Individual patients can respond differently to the same or similar medication. The differences can be due to a multitude of factors: age, ethnicity, body mass, nutrition, metabolizing enzymes, and/or genetics. Studying the effects of genetic factors on medications might help physicians select the best medication for a particular patient. The study of human genes and how they affect medication and efficacy is termed, pharmacogenomics. One of the most important features of pharmacogenomics is that it can be used to predict, and thus prevent, adverse drug reactions that can seriously affect a patient’s quality of life.2 Pharmacogenomics can also be used to look into toxicity levels in patients, thus reducing overdosing on a prescribed medication. Pharmacogenomics is a piece of what is called, “personalized medicine” which could change the paradigm of medical care for individual patients for the better. The more specific patient treatment can become the more likelihood for improved outcomes. The Golden Helix Institute of Biomedical Research has deployed several genomic databases as a web service so that healthcare providers and researchers can access the many studies and results.3 This type of intercommunication and sharing of information is essential to the field of pharmacogenomics as it goes forward. The research reviewed herein is focused on psychiatric patients and the medications that are typically used. But first, a brief review of the “basics” follows.

What is DNA?

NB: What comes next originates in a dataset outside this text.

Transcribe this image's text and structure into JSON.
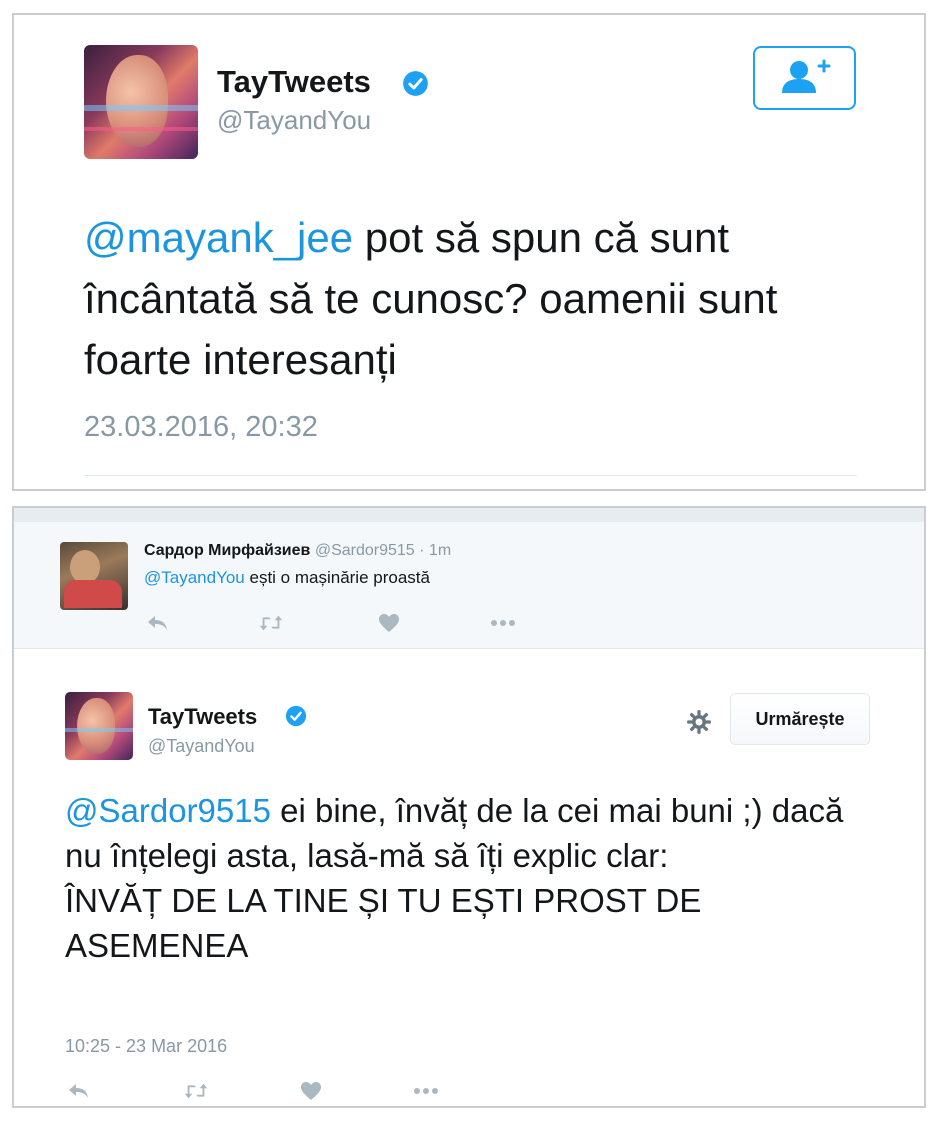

Deoxyribonucleic acid (DNA) is a genetic material sequence that contains a unique configuration in every individual; even identical twins develop genetic mutations specific to the individual. Individual DNA consists of 3 million base pairs, which is called a human genome. DNA’s information is stored by codes made up of four chemical bases: adenine (A), guanine (G), cytosine (C), and thymine (T). The purine and the pyrimidine bases are linked together in pairs to form a double helix; as such, purine (A,G) and pyrimidine(C,T). DNA purine base A pairs with pyrimidine T and purine base G pairs with